Peppkrik wants to be a lighthouse keeper, but lives next to a mud pond in the fens. The dancing lights of Peppkrik's home in a large bush have caused many a full boot as people head off the path at night. It has been nearly a year since the reed-bed was last set on fire which is probably good going.

The only earth-creature to have actually been abducted by aliens, Hchorb the goblin, spent one hour on their ship, tried to eat their hyperdrive, turned a fart into neurotoxic plasma in their lab, and re-tuned all the corridor lights to magenta-cyan strobes. Hchorb is why the aliens do not return.

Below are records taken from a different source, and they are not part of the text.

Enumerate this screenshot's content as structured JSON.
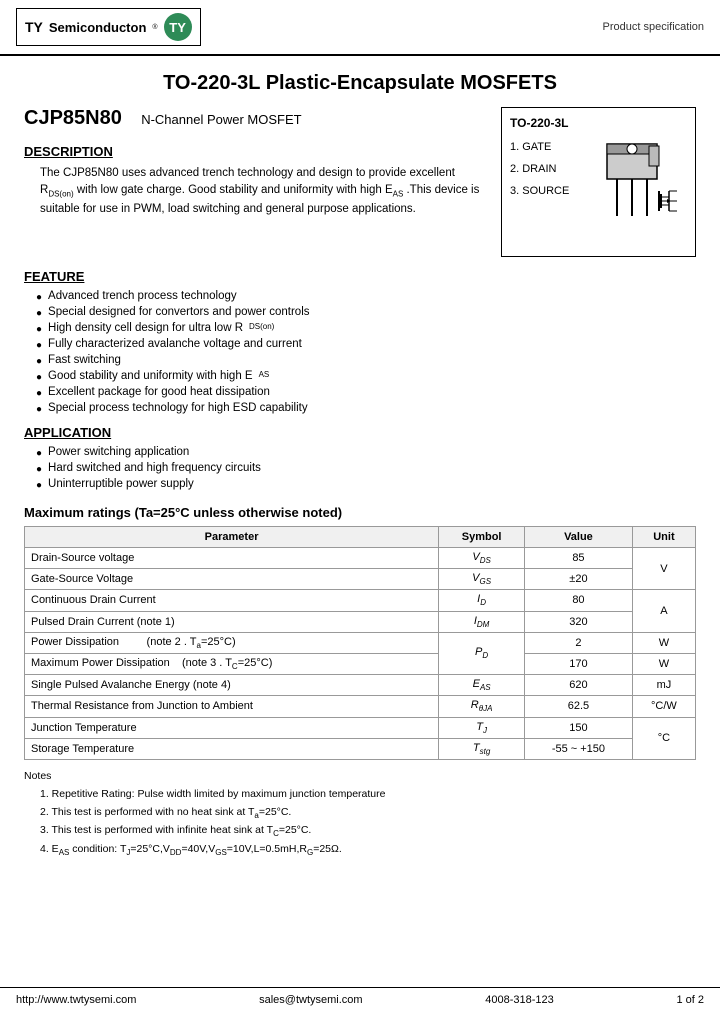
{
  "header": {
    "logo_ty": "TY",
    "brand": "Semiconducton",
    "logo_circle": "TY",
    "product_spec": "Product specification"
  },
  "page_title": "TO-220-3L Plastic-Encapsulate MOSFETS",
  "part": {
    "number": "CJP85N80",
    "type": "N-Channel Power MOSFET"
  },
  "diagram": {
    "title": "TO-220-3L",
    "pin1": "1. GATE",
    "pin2": "2. DRAIN",
    "pin3": "3. SOURCE"
  },
  "description": {
    "title": "DESCRIPTION",
    "text": "The CJP85N80 uses advanced trench technology and design to provide excellent R₂ₛ(ₒₙ) with low gate charge. Good stability and uniformity with high Eₐₛ .This device is suitable for use in PWM, load switching and general purpose applications."
  },
  "feature": {
    "title": "FEATURE",
    "items": [
      "Advanced trench process technology",
      "Special designed for convertors and power controls",
      "High density cell design for ultra low RDS(on)",
      "Fully characterized avalanche voltage and current",
      "Fast switching",
      "Good stability and uniformity with high EAS",
      "Excellent package for good heat dissipation",
      "Special process technology for high ESD capability"
    ]
  },
  "application": {
    "title": "APPLICATION",
    "items": [
      "Power switching application",
      "Hard switched and high frequency circuits",
      "Uninterruptible power supply"
    ]
  },
  "max_ratings": {
    "title": "Maximum ratings (Ta=25°C unless otherwise noted)",
    "columns": [
      "Parameter",
      "Symbol",
      "Value",
      "Unit"
    ],
    "rows": [
      {
        "param": "Drain-Source voltage",
        "symbol": "VDS",
        "value": "85",
        "unit": "V",
        "rowspan": 1
      },
      {
        "param": "Gate-Source Voltage",
        "symbol": "VGS",
        "value": "±20",
        "unit": "",
        "rowspan": 1
      },
      {
        "param": "Continuous Drain Current",
        "symbol": "ID",
        "value": "80",
        "unit": "A",
        "rowspan": 1
      },
      {
        "param": "Pulsed Drain Current (note 1)",
        "symbol": "IDM",
        "value": "320",
        "unit": "",
        "rowspan": 1
      },
      {
        "param": "Power Dissipation        (note 2 . Ta=25°C)",
        "symbol": "PD",
        "value": "2",
        "unit": "W",
        "rowspan": 1
      },
      {
        "param": "Maximum Power Dissipation    (note 3 . TC=25°C)",
        "symbol": "",
        "value": "170",
        "unit": "W",
        "rowspan": 1
      },
      {
        "param": "Single Pulsed Avalanche Energy (note 4)",
        "symbol": "EAS",
        "value": "620",
        "unit": "mJ",
        "rowspan": 1
      },
      {
        "param": "Thermal Resistance from Junction to Ambient",
        "symbol": "RθJA",
        "value": "62.5",
        "unit": "°C/W",
        "rowspan": 1
      },
      {
        "param": "Junction Temperature",
        "symbol": "TJ",
        "value": "150",
        "unit": "°C",
        "rowspan": 1
      },
      {
        "param": "Storage Temperature",
        "symbol": "Tstg",
        "value": "-55 ~ +150",
        "unit": "",
        "rowspan": 1
      }
    ]
  },
  "notes": {
    "title": "Notes",
    "items": [
      "1. Repetitive Rating: Pulse width limited by maximum junction temperature",
      "2. This test is performed with no heat sink at Ta=25°C.",
      "3. This test is performed with infinite heat sink at TC=25°C.",
      "4. EAS condition: TJ=25°C,VDD=40V,VGS=10V,L=0.5mH,RG=25Ω."
    ]
  },
  "footer": {
    "website": "http://www.twtysemi.com",
    "email": "sales@twtysemi.com",
    "phone": "4008-318-123",
    "page": "1 of 2"
  }
}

Tsmits the goblin grew up without other goblins in the cave of an owlbear, and wears a feather hat and a fur coat because it's just Correct that things are supposed to have feathers at one end and fur at the other. Tsmits is almost a brilliant tracker but makes Very Excited Owl Noises slightly too often upon seeing a quarry go by.

Flimminy lives on a mountain and pretends to be a goat. The lack of difference in attitude means few goatherds ever notice.

Very Goblin Svleck lives in a goblin village in the marshes and actually *is* a small goat. The lack of difference in attitude means few goblins ever notice.

B'blat is a goblin who wants to know how to turn sheep wool into snow. This has not been popular among the local sheep who wake up with chunks of fleece mysteriously missing.

Jlamk is a goblin general in the finest traditions of generalship: wearing Many Shiny Items, making Loud Shouty Noises, and Not Getting Near Actual Scary Fighting. Jlamk is very successful at all of these. Especially the last one.

The goblin called Oorasolb has ears long enough to trail on the ground, a problem resolved by tying them up into a large pointed hat. Most goblins now assume Oorasolb is a wizard, and that any protestations otherwise are sheer modesty.

Rvaich the goblin is an artist who sculpts in mud, straw, and horse dung. Rvaich leaves very kind gifts of modern art outside the doors of less artistically inclined humans in local villages, and assumes their rapid disappearance is because they have been sold so quickly.

Some goblins want goblinkind to rule the world. Proglik, who lives on a rock in the middle of the ocean inhabited only by seabirds, is unaware of the rest of the world and believes goblin rule has already been achieved. The gulls, certainly, seem to have been taught goblin ways very successfully.

Metterflup is confused by humans making themselves work so much, and steals people's work tools in the hope of giving them a hint that they ought to not do so sometimes.

Klab lives in a rockpool and likes eating sand, and quietly makes sure any food people take onto the beach gets a good seasoning of it as well.

Zrand maintains a ruined temple. Humans don't appreciate how much work refurbishing wall art in nouveau mud-and-rat-bones style is. Zrand carefully piles skulls, scatters straw, and places rusted spears that shine in the moonlight, in case someone visits.

And sometimes, in the old chantry, the goblin sings.

The duke, the wanderer, the philosopher, the mariner, the warrior, the strategist, the storyteller, the wizard, the wayfarer...